Brief Fact Summary.
De Leon appealed a trial court judgment that granted restitution to purchaser who defaulted in payments for the contract for the sale of a tract of land.
Synopsis of Rule of Law.
A defaulting buyer is entitled to restitution damages if the amount paid by the buyer exceeds the loss to the seller.
The well established rule is that where damages are complete at a definite time and the amount is determined by fixed rules of evidence and known standards of value, interest is recoverable as a matter of law from the date of the accrual of the cause of action.View Full Point of Law
The De Leon’s agreed to sell land to Aldrete for $1,500.00. The contract for sale of land permitted Aldrete to pay the purchase price in installments until April 1, 1961. By July 6, 1961 Aldrete paid a total amount of $1,070.00. The De Leon’s thereafter sold the land to Guillermo Hernandez and Aldrete sued for restitution of the entire amount he paid for the tract of land. The trial court granted judgment in favor of Aldrete and awarded him restitution damages, the De Leon’s appealed.

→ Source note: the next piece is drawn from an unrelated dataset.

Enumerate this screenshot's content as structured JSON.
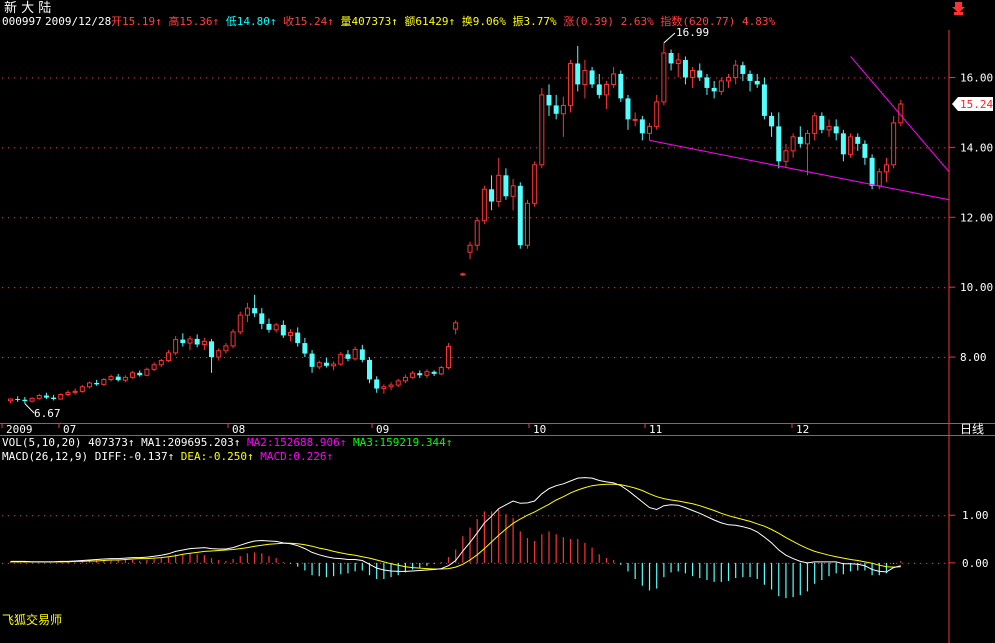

Whether a defaulting buyer is entitled to restitution damages?
Yes. Aldrete paid 70 percent of the purchase price for the tract of land, causing the De Leon’s to suffer only $200.00. The judgment of the trial court is affirmed because the De Leon’s would be unjustly enriched if allowed to retain the $1,070.00.
Aldrete already paid 70 percent of the purchase price when the De Leon’s terminated the contract by selling the tract of land to Hernandez. Aldrete suffers more loss because a majority of the contract price was paid before termination.